AFOQT stands for Air Force Officer Qualifying Test. Individuals who take this test do so in order to be accepted into various officer commissioning programs in the U.S. Air Force. The test’s main purpose is to evaluate the examinee’s math and verbal aptitude.
This exam is computer-based and consists of 550 multiple-choice items. You will be given 5 hours to complete it. You will not be penalized for answering a question incorrectly, only given credit for questions you get correct. Knowing this, you should make an educated guess on a question even if you are not completely sure of the correct answer.
The basic requirements for being eligible to take this exam include being 18-34, being a United States citizen, having at least have a Bachelor’s degree, having no criminal record, and having a good financial record.
If you have a condition covered under the Americans with Disabilities Act that requires special accommodations, be sure to talk with your recruiter about possible testing arrangements.
What Subtests Make Up the AFOQT?
- Verbal analogies
- Arithmetic reasoning
- Word knowledge
- Math knowledge
- Reading comprehension
- Situational judgment
- Self-description inventory
- Physical science
- Table reading
- Instrument comprehension
- Block counting
- Aviation information
The Verbal analogies subtest will focus on words and their relationship.
The Arithmetic reasoning subtest will focus on solving problems with the help of math proficiencies.
The Word knowledge subtest will focus on your ability to properly use synonyms.
The Math knowledge subtest will focus on using mathematic principles and concepts to answer such questions.
The Reading comprehension subtest will focus on your ability to read and grasp material that is written.
The Situational judgment subtest will focus on your ability to properly react in scenarios with others.
The Self-description inventory subtest will focus on characteristics that describe your personality.
The Physical science subtest will focus on your ability to understand science concepts and principles.
The Table reading subtest will focus on your ability to quickly and adequately read data within tables.
The Instrument comprehension subtest will focus on your ability to understand airplane controls and the direction in which the plane is going.
The Block counting subtest will focus on your ability to determine how many three-dimensional blocks there are.
The Aviation information subtest will focus on your ability to comprehend principles and concepts related to aviation.
How can I register for this exam?
Contact an Air Force recruiter. You will share with the recruiter your experience, knowledge, and skills. After being evaluated by the recruiter, you will be informed on whether or not you are qualified to sit for the exam. If you are qualified, the recruiter will set up the date, time, and location of your test.
What is the cost of the exam?
What should I do the day of the exam?
Report to the testing site on time. Arriving late will prevent you from taking the test.
There are many items prohibited from the testing area. Some of these include food/drink, calculator, and watches if they have a calculation feature. Scratch paper and pencils will be provided by the test center.
Can I take a break during the exam?

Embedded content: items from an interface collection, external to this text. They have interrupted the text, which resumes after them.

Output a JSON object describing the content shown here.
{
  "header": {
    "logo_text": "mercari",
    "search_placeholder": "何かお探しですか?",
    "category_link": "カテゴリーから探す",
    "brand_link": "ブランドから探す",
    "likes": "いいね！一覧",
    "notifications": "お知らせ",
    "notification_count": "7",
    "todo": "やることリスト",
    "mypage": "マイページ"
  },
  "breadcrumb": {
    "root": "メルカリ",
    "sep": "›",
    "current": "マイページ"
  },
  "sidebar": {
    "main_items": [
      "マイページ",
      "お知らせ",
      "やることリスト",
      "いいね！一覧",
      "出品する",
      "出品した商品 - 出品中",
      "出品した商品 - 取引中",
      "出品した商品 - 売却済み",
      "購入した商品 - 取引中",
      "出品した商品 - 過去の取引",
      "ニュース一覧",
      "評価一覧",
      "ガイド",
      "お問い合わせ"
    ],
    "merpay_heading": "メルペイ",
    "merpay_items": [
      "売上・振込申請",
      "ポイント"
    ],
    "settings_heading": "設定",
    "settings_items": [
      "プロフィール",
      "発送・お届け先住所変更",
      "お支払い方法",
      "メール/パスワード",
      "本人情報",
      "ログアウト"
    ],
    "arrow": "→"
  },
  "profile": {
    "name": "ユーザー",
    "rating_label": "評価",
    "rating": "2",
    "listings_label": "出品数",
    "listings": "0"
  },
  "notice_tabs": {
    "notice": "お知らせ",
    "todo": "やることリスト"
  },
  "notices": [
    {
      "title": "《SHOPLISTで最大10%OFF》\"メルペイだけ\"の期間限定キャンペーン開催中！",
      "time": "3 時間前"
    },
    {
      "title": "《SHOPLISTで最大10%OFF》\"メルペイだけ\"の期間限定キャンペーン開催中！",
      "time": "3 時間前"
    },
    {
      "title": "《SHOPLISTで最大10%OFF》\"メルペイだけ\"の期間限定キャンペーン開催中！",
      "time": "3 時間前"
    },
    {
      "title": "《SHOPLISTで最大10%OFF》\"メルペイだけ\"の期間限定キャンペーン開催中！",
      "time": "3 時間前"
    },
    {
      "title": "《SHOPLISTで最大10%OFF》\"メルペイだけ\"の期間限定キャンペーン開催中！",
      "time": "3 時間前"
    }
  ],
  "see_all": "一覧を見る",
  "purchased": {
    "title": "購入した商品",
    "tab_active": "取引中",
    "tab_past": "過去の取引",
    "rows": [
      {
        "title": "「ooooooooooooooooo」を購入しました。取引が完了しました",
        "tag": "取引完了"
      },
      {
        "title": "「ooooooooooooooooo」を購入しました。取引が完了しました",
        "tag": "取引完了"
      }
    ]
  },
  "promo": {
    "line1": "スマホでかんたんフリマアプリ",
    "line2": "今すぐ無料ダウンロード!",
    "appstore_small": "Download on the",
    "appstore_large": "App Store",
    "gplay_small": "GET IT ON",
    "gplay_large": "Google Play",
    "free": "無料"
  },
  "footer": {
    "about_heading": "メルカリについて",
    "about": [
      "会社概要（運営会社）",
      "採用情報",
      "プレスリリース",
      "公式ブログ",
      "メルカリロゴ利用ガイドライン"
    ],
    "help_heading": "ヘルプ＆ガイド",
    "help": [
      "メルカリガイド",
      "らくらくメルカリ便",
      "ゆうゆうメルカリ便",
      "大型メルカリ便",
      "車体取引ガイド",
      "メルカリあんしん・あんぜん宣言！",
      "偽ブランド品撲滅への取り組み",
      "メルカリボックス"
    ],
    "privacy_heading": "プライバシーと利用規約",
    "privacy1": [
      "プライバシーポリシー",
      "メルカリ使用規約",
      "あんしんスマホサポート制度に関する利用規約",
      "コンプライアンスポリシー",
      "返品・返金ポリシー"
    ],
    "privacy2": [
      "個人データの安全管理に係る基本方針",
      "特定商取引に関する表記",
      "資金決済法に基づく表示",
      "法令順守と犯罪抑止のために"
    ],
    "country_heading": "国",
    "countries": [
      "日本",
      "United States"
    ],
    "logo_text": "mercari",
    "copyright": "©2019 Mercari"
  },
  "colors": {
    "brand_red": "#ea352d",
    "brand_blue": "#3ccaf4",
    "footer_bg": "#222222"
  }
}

There will be at least one break scheduled into this exam.
What happens after I take the exam?
In 8-10 days after taking the test, you will be allowed to access your results online. You will need your last name, social security number, and test center number in order to do so.
In what areas will I receive score results?
There are 12 subtests on this exam, but they will be consolidated into 7 areas. Your score results will be in the areas of pilot, combat systems officer, air battle manager, verbal, math, academic aptitude, and situational judgment.
Each area will receive a percentile, on a scale of 0-99.
What happens if I don’t pass the exam?
You can take this test no more than two times, and wait at least 150 days between each attempt. Although this two-time limit may be waived under certain circumstances, it is not guaranteed. Keep in mind that your most recent score is the one that will count. You are limited regarding the number of times you can take AFOQT, so you should strive to pass your first time.
How Can I Prepare for the AFOQT Test?
We believe that different learning styles require different tools for success. We have compiled a list of the best study guides, flashcards, and practice tests that we’ve found on the market. Some of these guides have review videos, for you visual learners out there. Others have practice tests, which have been proven to increase student scores by a whole letter grade (in some cases more than that)!